What you will do
Which lines of the entries contain the word "down"? Please list them.

Records for the exercise START

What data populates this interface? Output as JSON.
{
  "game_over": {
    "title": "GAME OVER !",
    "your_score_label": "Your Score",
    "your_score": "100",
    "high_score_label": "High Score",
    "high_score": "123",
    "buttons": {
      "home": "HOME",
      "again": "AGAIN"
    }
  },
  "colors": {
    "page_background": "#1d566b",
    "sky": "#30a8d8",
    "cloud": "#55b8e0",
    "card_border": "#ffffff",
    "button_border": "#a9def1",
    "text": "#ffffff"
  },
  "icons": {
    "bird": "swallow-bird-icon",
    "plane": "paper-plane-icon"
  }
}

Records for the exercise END
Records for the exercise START

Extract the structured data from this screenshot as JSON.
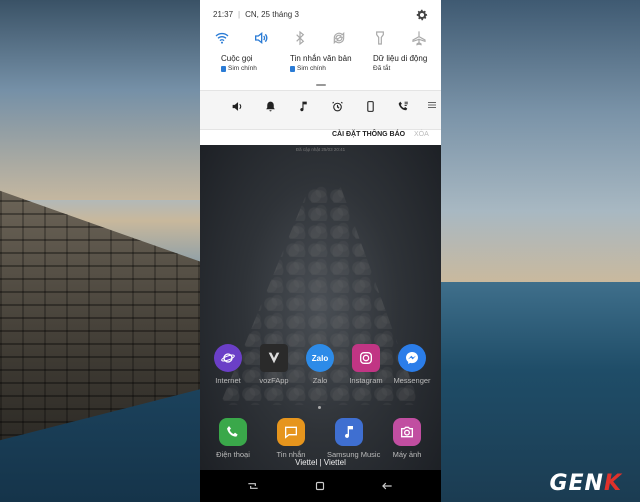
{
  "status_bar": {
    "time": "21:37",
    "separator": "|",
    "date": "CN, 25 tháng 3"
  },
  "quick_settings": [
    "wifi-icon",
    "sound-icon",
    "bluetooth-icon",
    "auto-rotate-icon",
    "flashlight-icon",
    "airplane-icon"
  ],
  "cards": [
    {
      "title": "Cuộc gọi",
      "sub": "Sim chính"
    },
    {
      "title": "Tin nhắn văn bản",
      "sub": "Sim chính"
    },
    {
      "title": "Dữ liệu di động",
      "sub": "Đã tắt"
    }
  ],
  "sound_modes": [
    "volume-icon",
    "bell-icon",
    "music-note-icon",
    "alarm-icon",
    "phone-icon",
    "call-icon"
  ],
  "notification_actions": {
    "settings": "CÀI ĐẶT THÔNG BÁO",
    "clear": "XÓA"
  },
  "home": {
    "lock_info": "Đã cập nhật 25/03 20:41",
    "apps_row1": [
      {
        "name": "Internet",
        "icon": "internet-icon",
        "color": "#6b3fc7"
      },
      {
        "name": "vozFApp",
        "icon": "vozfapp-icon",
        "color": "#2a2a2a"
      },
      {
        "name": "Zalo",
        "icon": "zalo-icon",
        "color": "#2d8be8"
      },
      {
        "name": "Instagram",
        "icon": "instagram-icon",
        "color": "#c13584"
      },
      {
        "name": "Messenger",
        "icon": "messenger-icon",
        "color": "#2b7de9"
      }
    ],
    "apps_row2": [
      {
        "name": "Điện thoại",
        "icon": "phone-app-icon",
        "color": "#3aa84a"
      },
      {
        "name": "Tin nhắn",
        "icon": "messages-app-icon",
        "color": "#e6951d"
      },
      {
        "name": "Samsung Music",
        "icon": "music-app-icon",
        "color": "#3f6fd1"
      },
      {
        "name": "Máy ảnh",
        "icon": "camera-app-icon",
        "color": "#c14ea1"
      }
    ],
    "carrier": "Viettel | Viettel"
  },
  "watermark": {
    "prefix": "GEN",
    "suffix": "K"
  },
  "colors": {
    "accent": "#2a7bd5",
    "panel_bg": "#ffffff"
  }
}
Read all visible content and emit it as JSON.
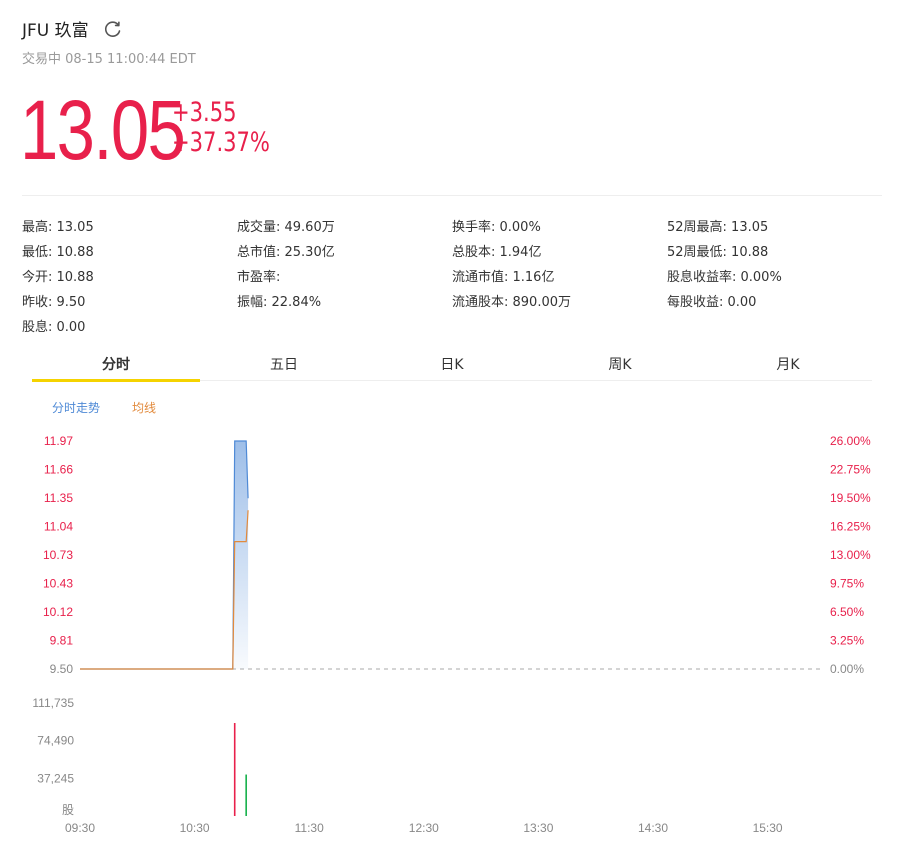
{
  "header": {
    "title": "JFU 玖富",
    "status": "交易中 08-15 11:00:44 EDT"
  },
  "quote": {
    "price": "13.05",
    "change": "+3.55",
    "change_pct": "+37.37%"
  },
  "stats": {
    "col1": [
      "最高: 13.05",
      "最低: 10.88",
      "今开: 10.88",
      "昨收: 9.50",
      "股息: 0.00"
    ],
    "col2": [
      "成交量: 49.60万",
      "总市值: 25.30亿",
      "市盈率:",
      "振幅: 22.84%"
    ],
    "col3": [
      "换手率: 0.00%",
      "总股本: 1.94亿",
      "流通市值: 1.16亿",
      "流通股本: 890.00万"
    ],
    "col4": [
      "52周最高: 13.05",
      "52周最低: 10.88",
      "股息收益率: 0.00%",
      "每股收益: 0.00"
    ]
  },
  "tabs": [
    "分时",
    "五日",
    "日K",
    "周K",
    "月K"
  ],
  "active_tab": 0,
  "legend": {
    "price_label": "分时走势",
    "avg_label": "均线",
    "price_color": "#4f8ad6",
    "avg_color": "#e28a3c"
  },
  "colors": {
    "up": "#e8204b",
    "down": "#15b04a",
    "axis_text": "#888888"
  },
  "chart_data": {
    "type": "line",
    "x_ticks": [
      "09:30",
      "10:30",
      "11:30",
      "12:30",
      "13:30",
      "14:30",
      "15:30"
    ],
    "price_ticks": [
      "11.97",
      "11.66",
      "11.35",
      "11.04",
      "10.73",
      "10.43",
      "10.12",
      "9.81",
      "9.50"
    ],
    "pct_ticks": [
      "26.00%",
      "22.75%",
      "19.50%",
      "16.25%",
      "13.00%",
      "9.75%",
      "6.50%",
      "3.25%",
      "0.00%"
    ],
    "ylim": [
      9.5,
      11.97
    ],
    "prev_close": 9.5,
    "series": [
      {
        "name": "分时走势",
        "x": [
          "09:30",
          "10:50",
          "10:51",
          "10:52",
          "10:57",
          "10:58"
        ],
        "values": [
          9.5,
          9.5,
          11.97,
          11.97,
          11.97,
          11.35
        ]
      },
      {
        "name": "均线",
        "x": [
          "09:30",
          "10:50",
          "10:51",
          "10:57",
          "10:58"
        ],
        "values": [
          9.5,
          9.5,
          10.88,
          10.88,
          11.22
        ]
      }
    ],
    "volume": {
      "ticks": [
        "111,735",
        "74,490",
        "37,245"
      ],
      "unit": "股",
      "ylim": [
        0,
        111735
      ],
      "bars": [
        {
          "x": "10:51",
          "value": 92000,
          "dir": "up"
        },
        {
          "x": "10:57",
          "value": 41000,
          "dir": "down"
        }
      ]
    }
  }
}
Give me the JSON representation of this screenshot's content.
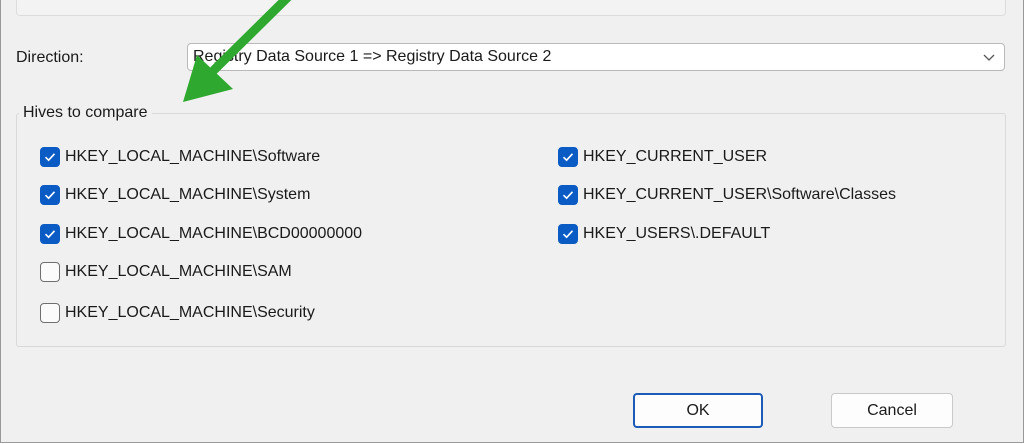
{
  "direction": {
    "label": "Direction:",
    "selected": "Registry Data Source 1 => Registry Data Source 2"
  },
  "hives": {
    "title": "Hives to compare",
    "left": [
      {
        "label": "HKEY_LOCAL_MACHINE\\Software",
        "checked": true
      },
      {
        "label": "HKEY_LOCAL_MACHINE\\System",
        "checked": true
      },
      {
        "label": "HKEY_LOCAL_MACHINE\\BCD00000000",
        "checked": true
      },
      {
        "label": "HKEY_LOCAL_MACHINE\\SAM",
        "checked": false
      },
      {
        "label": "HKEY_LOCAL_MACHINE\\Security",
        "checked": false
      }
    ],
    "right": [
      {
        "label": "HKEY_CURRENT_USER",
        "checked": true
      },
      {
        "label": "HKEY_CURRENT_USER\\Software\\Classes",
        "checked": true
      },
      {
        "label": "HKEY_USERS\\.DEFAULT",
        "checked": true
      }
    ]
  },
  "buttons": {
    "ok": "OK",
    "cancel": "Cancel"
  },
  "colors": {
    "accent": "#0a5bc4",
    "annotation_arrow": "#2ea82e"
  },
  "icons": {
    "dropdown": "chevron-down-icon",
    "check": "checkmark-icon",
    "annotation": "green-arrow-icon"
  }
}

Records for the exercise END

Problem solution
    "down": "#15b04a",
          "dir": "down"
    "dropdown": "chevron-down-icon",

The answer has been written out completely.